Do all orthodontists hold board certification?
No, not all orthodontists pursue board certification, although all must hold licenses to practice. As of now, just over half of all orthodontists have chosen to attain board certification. The American Board of Orthodontics (ABO) certification is a significant achievement that goes beyond the standard two to three years of advanced education required for orthodontic specialization. During this process, orthodontists must demonstrate their real-world patient care accomplishments by providing detailed case reports on a wide range of patient issues. It’s important to note that not all orthodontists choose to pursue board certification, as it’s voluntary. To become ABO board-certified, orthodontists undergo a thorough evaluation, including interviews with a panel of respected examiners who assess their orthodontic knowledge, clinical skills, and decision-making abilities.
What sets apart a board-certified orthodontist from an orthodontist?
A board-certified orthodontist distinguishes themselves from a regular orthodontist by their dedication to achieving a superior level of patient care. While orthodontists are required to have state licensure for practice, board-certified orthodontists voluntarily seek additional qualifications. To earn board certification, they must fulfill precise patient care criteria and undergo a comprehensive evaluation by expert orthodontic examiners. This demanding process guarantees that board-certified orthodontists not only meet educational and practice standards but excel in providing exceptional patient care and treatment results. This commitment offers patients increased confidence in their expertise and dedication.
Steps required to complete the ABO certification process

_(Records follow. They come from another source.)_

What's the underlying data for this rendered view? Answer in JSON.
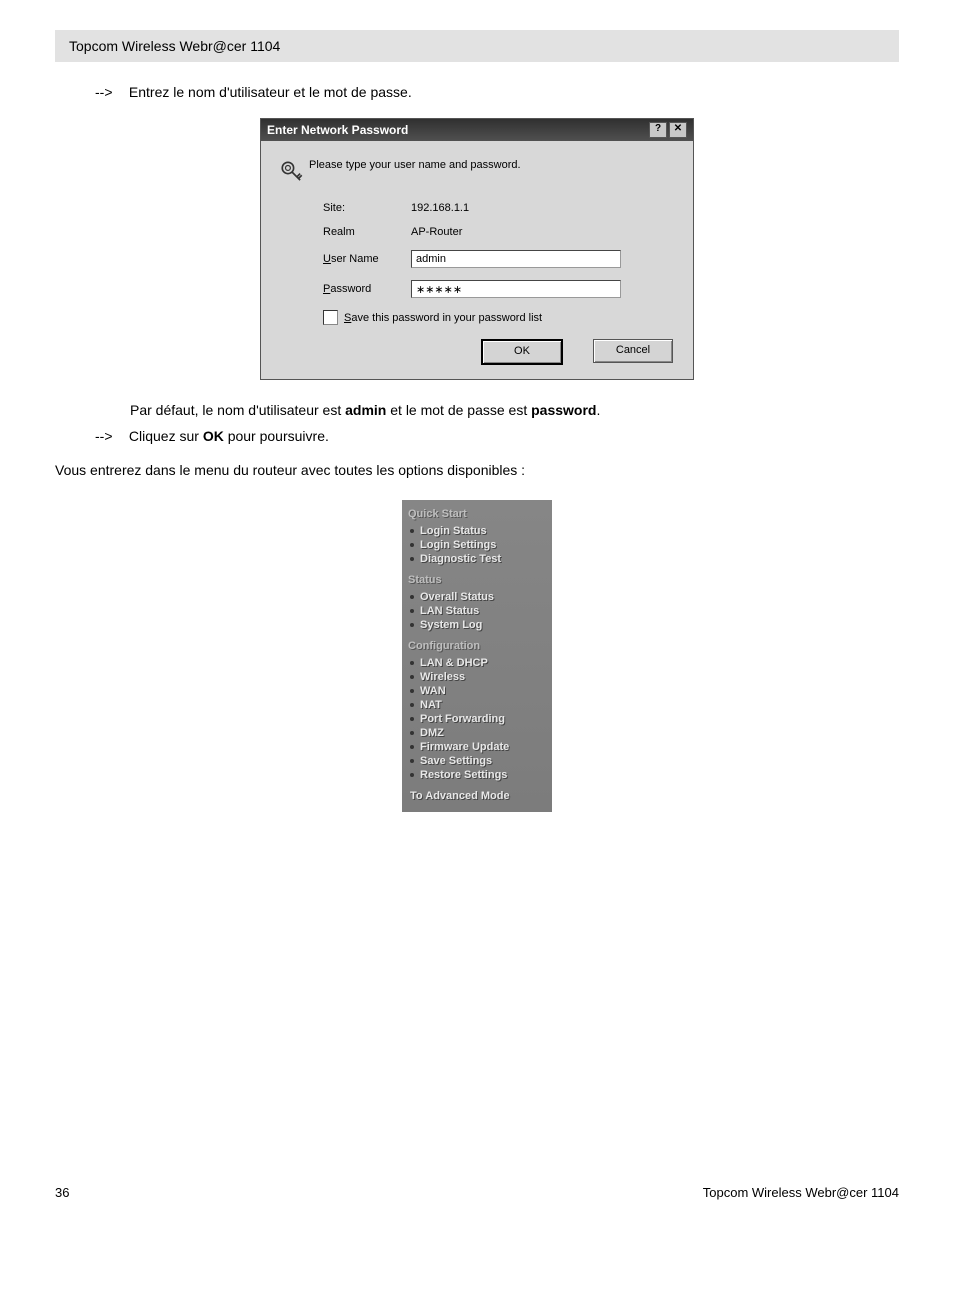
{
  "header": "Topcom Wireless Webr@cer 1104",
  "instr1": {
    "arrow": "-->",
    "text": "Entrez le nom d'utilisateur et le mot de passe."
  },
  "dialog": {
    "title": "Enter Network Password",
    "help": "?",
    "close": "✕",
    "prompt": "Please type your user name and password.",
    "site_label": "Site:",
    "site_value": "192.168.1.1",
    "realm_label": "Realm",
    "realm_value": "AP-Router",
    "user_label": "User Name",
    "user_value": "admin",
    "pass_label": "Password",
    "pass_value": "∗∗∗∗∗",
    "save_label": "Save this password in your password list",
    "ok": "OK",
    "cancel": "Cancel"
  },
  "defaults": {
    "pre": "Par défaut, le nom d'utilisateur est ",
    "admin": "admin",
    "mid": " et le mot de passe est ",
    "password": "password",
    "post": "."
  },
  "instr2": {
    "arrow": "-->",
    "pre": "Cliquez sur ",
    "ok": "OK",
    "post": " pour poursuivre."
  },
  "intro_menu": "Vous entrerez dans le menu du routeur avec toutes les options disponibles :",
  "menu": {
    "quick_start": {
      "heading": "Quick Start",
      "items": [
        "Login Status",
        "Login Settings",
        "Diagnostic Test"
      ]
    },
    "status": {
      "heading": "Status",
      "items": [
        "Overall Status",
        "LAN Status",
        "System Log"
      ]
    },
    "configuration": {
      "heading": "Configuration",
      "items": [
        "LAN & DHCP",
        "Wireless",
        "WAN",
        "NAT",
        "Port Forwarding",
        "DMZ",
        "Firmware Update",
        "Save Settings",
        "Restore Settings"
      ]
    },
    "advanced": "To Advanced Mode"
  },
  "footer": {
    "page": "36",
    "product": "Topcom Wireless Webr@cer 1104"
  }
}
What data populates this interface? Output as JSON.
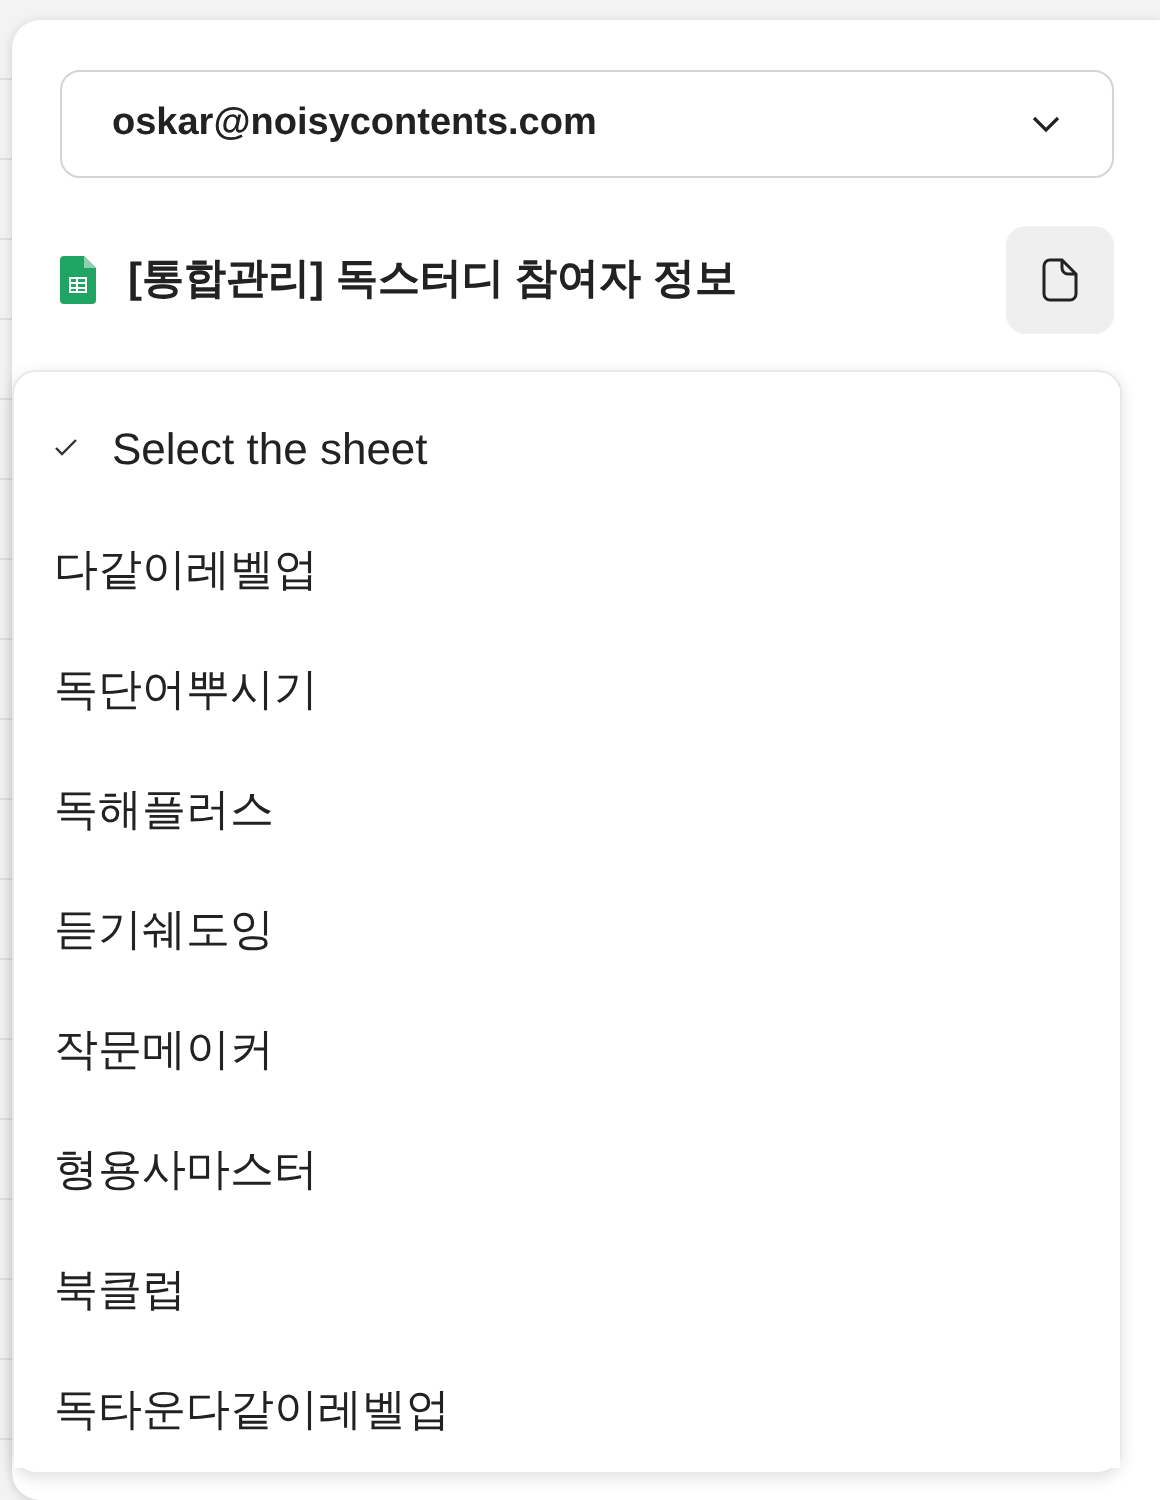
{
  "account_select": {
    "value": "oskar@noisycontents.com"
  },
  "file": {
    "title": "[통합관리] 독스터디 참여자 정보"
  },
  "sheet_options": [
    {
      "label": "Select the sheet",
      "selected": true
    },
    {
      "label": "다같이레벨업",
      "selected": false
    },
    {
      "label": "독단어뿌시기",
      "selected": false
    },
    {
      "label": "독해플러스",
      "selected": false
    },
    {
      "label": "듣기쉐도잉",
      "selected": false
    },
    {
      "label": "작문메이커",
      "selected": false
    },
    {
      "label": "형용사마스터",
      "selected": false
    },
    {
      "label": "북클럽",
      "selected": false
    },
    {
      "label": "독타운다같이레벨업",
      "selected": false
    }
  ]
}
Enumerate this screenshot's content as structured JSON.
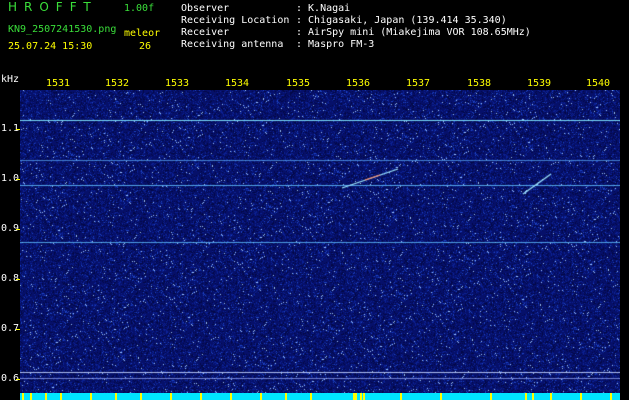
{
  "header": {
    "app_title": "HROFFT",
    "version": "1.00f",
    "filename": "KN9_2507241530.png",
    "mode_label": "meleor",
    "datetime": "25.07.24 15:30",
    "count": "26"
  },
  "station_info": [
    {
      "label": "Observer",
      "value": ": K.Nagai"
    },
    {
      "label": "Receiving Location",
      "value": ": Chigasaki, Japan (139.414 35.340)"
    },
    {
      "label": "Receiver",
      "value": ": AirSpy mini (Miakejima VOR 108.65MHz)"
    },
    {
      "label": "Receiving antenna",
      "value": ": Maspro FM-3"
    }
  ],
  "axis": {
    "y_unit": "kHz",
    "y_ticks": [
      "1.1",
      "1.0",
      "0.9",
      "0.8",
      "0.7",
      "0.6"
    ],
    "x_ticks": [
      "1531",
      "1532",
      "1533",
      "1534",
      "1535",
      "1536",
      "1537",
      "1538",
      "1539",
      "1540"
    ]
  },
  "colors": {
    "background": "#000000",
    "waterfall_base": "#06106a",
    "title_green": "#3adf3a",
    "label_yellow": "#ffff00",
    "bottom_bar": "#00e5ff"
  }
}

The ABO certification process has evolved since its inception in 1929 to meet the evolving demands of the field. Today, it comprises several key steps. Initially, orthodontists must pass a comprehensive Written Examination consisting of 240 questions, covering a wide range of orthodontic knowledge. Successful completion of this exam qualifies them for the Clinical Examination phase, during which they present detailed case reports from their practice or residency, showcasing their commitment to exceptional patient care. These cases are meticulously evaluated by a panel of examiners and discussed in an oral examination that tests their proficiency in various academic and clinical areas. Upon successful completion of these rigorous evaluations, orthodontists earn Board Certification for a specified duration. To maintain this certification status, they must undergo Certification Renewal every 10 years, ensuring the continued delivery of top-tier patient care.